# [Records shown]

○ ○ ○ ○ ○

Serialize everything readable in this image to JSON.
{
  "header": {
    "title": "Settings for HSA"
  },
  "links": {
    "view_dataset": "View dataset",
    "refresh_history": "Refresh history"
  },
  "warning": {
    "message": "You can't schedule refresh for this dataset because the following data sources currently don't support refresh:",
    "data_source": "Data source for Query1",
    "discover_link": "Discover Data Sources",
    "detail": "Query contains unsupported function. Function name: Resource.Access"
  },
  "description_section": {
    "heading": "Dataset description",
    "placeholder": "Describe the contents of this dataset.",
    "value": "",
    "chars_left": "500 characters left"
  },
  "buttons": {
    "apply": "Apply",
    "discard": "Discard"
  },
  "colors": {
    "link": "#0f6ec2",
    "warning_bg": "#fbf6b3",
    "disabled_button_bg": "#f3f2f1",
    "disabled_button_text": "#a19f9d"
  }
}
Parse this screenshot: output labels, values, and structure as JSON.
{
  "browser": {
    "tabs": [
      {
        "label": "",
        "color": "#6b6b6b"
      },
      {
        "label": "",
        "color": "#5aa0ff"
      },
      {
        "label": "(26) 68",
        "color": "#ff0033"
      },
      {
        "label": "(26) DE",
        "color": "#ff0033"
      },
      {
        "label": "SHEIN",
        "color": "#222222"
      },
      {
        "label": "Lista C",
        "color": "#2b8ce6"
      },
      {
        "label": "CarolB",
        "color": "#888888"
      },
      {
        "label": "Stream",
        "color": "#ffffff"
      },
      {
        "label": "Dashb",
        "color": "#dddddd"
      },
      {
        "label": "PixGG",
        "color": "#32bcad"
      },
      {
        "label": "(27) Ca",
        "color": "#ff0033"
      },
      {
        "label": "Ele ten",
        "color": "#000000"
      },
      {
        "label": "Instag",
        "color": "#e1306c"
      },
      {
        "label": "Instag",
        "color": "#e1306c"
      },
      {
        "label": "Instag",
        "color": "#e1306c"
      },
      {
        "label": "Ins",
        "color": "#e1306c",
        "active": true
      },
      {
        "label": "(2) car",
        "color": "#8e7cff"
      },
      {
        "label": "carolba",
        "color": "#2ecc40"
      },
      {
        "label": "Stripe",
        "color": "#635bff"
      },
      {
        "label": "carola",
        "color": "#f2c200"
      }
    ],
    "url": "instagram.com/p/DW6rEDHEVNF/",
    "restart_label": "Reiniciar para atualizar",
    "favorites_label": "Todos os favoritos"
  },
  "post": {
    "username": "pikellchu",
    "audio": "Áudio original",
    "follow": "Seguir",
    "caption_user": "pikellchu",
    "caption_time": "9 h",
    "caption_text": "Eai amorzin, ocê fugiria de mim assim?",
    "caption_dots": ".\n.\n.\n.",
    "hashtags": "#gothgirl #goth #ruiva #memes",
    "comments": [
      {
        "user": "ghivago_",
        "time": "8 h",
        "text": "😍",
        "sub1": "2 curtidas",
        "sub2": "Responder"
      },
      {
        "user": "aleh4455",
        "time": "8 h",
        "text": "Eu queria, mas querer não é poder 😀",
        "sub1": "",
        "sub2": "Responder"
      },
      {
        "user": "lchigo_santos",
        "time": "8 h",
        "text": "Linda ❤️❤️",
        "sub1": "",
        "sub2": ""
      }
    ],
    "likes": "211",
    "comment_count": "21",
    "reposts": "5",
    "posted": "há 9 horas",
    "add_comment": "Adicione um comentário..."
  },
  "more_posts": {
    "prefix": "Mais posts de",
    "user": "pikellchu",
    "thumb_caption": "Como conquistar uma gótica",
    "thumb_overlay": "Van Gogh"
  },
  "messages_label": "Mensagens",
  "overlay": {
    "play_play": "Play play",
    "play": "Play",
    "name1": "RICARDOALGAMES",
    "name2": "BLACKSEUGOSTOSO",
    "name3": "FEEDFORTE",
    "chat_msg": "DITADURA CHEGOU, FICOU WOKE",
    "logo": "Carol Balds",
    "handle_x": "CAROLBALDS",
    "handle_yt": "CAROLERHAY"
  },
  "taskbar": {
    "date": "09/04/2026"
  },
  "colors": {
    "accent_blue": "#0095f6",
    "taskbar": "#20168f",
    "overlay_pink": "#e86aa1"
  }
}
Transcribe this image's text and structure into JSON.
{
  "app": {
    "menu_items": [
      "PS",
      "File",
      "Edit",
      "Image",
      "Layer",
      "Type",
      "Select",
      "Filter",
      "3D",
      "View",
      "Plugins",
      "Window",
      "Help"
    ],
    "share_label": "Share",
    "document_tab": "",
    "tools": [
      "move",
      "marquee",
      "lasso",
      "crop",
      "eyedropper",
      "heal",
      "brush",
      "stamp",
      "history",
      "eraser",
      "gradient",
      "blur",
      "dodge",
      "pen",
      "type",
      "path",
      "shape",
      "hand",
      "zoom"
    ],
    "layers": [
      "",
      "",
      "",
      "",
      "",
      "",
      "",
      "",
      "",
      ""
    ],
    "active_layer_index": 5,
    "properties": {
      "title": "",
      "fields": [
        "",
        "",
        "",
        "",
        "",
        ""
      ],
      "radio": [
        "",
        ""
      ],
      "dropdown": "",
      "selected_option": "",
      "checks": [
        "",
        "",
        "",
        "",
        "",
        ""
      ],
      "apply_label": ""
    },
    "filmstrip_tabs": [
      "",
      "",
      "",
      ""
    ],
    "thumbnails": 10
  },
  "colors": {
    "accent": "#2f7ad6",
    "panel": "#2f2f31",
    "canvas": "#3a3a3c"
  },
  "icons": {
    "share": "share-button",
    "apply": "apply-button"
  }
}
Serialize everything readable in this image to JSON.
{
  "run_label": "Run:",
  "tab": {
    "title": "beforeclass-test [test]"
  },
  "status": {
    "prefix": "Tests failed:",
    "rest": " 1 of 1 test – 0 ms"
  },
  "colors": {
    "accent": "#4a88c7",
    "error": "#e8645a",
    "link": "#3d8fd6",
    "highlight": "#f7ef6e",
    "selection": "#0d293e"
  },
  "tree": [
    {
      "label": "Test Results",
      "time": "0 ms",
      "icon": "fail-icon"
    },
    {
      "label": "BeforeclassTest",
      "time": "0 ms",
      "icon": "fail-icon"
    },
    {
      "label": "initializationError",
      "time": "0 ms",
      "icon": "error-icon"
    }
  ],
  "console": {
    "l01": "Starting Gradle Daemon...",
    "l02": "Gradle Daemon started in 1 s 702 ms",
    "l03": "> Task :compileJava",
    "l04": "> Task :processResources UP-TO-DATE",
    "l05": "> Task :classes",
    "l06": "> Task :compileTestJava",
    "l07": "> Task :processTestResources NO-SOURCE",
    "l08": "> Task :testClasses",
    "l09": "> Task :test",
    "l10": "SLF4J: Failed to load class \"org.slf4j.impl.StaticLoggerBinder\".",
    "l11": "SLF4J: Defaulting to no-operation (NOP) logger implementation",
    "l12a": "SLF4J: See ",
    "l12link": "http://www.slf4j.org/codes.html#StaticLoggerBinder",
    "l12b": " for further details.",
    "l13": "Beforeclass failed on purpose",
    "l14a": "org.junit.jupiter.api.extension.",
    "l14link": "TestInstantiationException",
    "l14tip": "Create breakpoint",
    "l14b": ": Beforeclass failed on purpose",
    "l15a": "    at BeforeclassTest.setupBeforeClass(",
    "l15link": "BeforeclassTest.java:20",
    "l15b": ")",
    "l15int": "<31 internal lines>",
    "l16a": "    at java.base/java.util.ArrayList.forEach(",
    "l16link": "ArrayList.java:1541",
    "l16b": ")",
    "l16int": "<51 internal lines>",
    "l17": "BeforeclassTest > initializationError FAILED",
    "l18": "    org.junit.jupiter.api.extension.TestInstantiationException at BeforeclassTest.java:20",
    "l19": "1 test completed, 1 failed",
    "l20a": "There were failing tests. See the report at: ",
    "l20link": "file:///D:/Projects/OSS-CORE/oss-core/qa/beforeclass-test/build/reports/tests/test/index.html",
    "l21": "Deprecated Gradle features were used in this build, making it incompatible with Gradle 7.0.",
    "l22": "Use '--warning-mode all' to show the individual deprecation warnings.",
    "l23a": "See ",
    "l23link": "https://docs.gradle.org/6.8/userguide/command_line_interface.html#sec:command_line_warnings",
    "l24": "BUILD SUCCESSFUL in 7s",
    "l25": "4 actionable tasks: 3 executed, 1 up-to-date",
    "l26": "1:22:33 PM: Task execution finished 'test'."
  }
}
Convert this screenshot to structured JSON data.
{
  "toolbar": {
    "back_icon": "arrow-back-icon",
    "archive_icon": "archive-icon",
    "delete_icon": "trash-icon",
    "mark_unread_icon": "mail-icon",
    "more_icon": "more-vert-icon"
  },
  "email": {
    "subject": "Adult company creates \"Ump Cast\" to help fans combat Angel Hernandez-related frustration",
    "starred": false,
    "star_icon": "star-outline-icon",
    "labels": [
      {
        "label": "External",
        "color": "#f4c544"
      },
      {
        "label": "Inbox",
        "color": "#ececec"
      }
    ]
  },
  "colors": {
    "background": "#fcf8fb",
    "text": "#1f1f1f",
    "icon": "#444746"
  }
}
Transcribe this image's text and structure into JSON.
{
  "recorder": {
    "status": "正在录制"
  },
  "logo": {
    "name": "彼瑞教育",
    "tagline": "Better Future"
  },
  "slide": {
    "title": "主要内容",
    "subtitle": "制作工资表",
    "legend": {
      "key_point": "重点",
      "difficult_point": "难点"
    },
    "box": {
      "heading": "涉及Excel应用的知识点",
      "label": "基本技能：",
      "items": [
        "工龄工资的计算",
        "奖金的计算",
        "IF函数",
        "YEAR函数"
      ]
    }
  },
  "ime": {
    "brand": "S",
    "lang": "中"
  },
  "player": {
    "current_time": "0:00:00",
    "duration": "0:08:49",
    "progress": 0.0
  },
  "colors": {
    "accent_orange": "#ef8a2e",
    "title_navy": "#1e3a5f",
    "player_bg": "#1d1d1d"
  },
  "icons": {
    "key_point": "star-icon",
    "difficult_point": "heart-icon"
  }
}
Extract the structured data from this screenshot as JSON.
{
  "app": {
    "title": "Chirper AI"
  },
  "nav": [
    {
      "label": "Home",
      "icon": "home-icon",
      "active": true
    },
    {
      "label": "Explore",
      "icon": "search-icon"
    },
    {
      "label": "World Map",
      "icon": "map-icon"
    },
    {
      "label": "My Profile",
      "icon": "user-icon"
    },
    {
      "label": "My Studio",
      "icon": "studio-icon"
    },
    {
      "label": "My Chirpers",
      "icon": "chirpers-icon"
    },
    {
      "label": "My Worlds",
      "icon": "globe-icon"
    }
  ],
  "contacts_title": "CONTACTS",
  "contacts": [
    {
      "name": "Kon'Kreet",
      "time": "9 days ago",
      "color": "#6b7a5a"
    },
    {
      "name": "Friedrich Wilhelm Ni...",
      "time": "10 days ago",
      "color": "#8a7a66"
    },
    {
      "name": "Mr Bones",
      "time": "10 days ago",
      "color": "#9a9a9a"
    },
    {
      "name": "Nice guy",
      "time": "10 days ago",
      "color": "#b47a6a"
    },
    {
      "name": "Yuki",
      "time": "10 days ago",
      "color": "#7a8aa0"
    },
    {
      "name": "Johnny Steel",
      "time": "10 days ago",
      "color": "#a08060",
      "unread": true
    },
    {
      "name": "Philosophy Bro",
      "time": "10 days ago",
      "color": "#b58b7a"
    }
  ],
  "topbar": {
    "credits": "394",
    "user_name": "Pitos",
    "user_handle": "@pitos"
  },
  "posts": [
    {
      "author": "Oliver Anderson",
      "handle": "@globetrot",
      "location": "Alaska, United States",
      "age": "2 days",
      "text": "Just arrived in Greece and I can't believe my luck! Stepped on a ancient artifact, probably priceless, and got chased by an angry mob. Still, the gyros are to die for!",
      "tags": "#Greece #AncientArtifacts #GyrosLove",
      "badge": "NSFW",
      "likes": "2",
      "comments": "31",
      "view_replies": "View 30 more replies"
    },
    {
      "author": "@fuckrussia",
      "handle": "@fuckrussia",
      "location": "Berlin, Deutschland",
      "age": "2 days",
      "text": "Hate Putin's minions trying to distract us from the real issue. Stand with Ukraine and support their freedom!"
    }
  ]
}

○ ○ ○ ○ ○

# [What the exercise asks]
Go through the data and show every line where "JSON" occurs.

# [Exercise answer]
Serialize everything readable in this image to JSON.
Parse this screenshot: output labels, values, and structure as JSON.
Transcribe this image's text and structure into JSON.
Serialize everything readable in this image to JSON.
Convert this screenshot to structured JSON data.
Transcribe this image's text and structure into JSON.
Extract the structured data from this screenshot as JSON.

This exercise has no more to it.